## Logika Verification of While Loops

Clicking on the bulb at the top of the `while` loop at line 9 shows the facts that Logika has accumulated before evaluating the `while`. At this point, as with `if` statements, Logika first has a verification obligation to show that the test expression `i < n` as well as its negation is satisfiable given the current facts. The bolt at line 9 references this verification obligation.

Of greater interest is the verification obligation to show that the loop invariant holds given the current facts.

As shown by the bolt margin annotations at lines 12-14, each invariant clause generates a corresponding verification obligation to prove that the clause holds. The figure above shows the Logika display when clicking on the bolt for the clause `r == m * i` at line 14. Following the verification structure for `while`, the invariant needs to be verified when first entering the loop and then at the bottom of the loop. The Logika shows the information for both of these with two entries in the clause’s bolt information, and in the figure above, the user has selected the verification of the invariant clause “at the beginning of the `while` loop”.

We have annotated the display to indicate the origin of facts in the verification sequent. Some facts originate from the program statements occuring before the loop (e.g., in this case, derived from the variable initializations and `assume` statements). In addition to these, at the point where Logika is trying to prove `r == m * i`, it has already proved the preceeding invariant clauses, so the corresponding facts are included.

The figure above, resulting from clicking the bulb at line 17 shows how facts are managed during verification of the loop body. The key points are:

• we can use facts from the loop invariant originating at the top of the loop body,
• we can use the fact that the test expression must be true since we are executing the loop body,
• we can accumulate facts from previous statement in the loop body (corresponding to statements that would be executed before in the current iteration)
• for any variables modified in the loop, because we cannot statically predict how many times the loop will iterate, facts within the loop cannot reference (a) any variable occurrences outside loop before the loop started (which would only be approriate for the first iteration), or occurences below the current statement within the loop body (which would only be appropriate if there was a previous iteration) – the only fact references to variables in the `modifies` can be constraints from the invariant (indicating what we know will always be true at the top of the loop body – no matter how may iterations actually occur) and facts that are derived statements in the loop body up to the current point.

Note that the sequent includes facts originating before the `while` loop. From these, reasoning within the body can make use of those pertaining to variables not mentioned in the `Modifies` clause. However, facts pertaining to variables in the `Modifies` cannot be utilized (TBD: Robby, why do these facts, e.g., At(i,0) == 0 show up?).

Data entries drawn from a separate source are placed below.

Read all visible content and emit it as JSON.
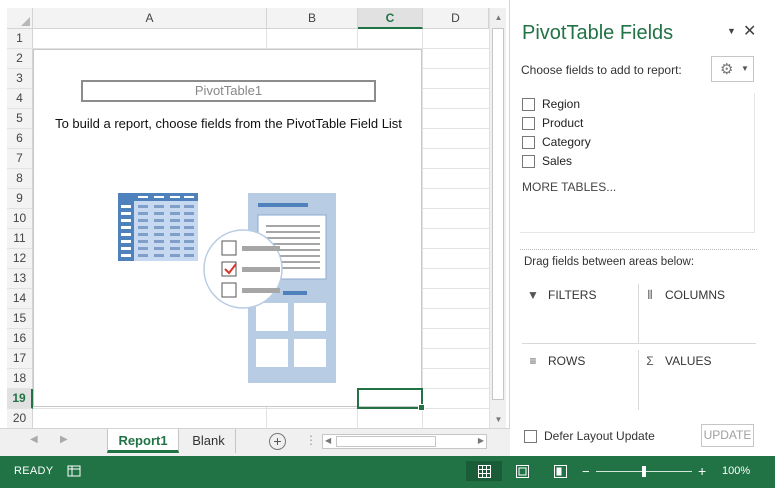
{
  "sheet": {
    "columns": [
      {
        "label": "A",
        "active": false
      },
      {
        "label": "B",
        "active": false
      },
      {
        "label": "C",
        "active": true
      },
      {
        "label": "D",
        "active": false
      }
    ],
    "rows": [
      "1",
      "2",
      "3",
      "4",
      "5",
      "6",
      "7",
      "8",
      "9",
      "10",
      "11",
      "12",
      "13",
      "14",
      "15",
      "16",
      "17",
      "18",
      "19",
      "20"
    ],
    "active_row": "19"
  },
  "pivot": {
    "name": "PivotTable1",
    "hint": "To build a report, choose fields from the PivotTable Field List"
  },
  "tabs": [
    {
      "label": "Report1",
      "active": true
    },
    {
      "label": "Blank",
      "active": false
    }
  ],
  "pane": {
    "title": "PivotTable Fields",
    "choose_label": "Choose fields to add to report:",
    "fields": [
      "Region",
      "Product",
      "Category",
      "Sales"
    ],
    "more_tables": "MORE TABLES...",
    "drag_label": "Drag fields between areas below:",
    "areas": {
      "filters": "FILTERS",
      "columns": "COLUMNS",
      "rows": "ROWS",
      "values": "VALUES"
    },
    "defer_label": "Defer Layout Update",
    "update_label": "UPDATE"
  },
  "status": {
    "text": "READY",
    "zoom": "100%"
  },
  "colors": {
    "accent": "#217346",
    "illustration_blue": "#4f81bd",
    "illustration_light": "#c6d9f1"
  }
}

Returning to the bolt on the invariant clause at line 14, we now examine the verification information for the invariant at the “end of the `while` loop”. Following the verification structure for the `while` statement, as assumptions for verifying the invariant at the end of the loop body, we get to use:

• facts about non-`Modifies` variables occuring before the beginning of the `while`,
• facts from assuming the invariant at the top of the body,
• the fact that the loop test expression is true,
• facts generated from processing statements in the body, and
• facts corresponding to invariant clauses already verified.

As the verification process continues after the loop, the bulb display at line 19 shows the facts that are available to verify the `assert` statement. Following the verification structure of the `while`, the facts we can use are:

• facts from before the `while` loop that do not involve variables modified in the while loop (we can’t use facts about modified variables because we don’t know how many times the loop iterated – we can only rely on the invariant to summarize properties of the modified variables),
• facts from the invariant, and
• the fact that the loop test expression is false (because the loop has exited).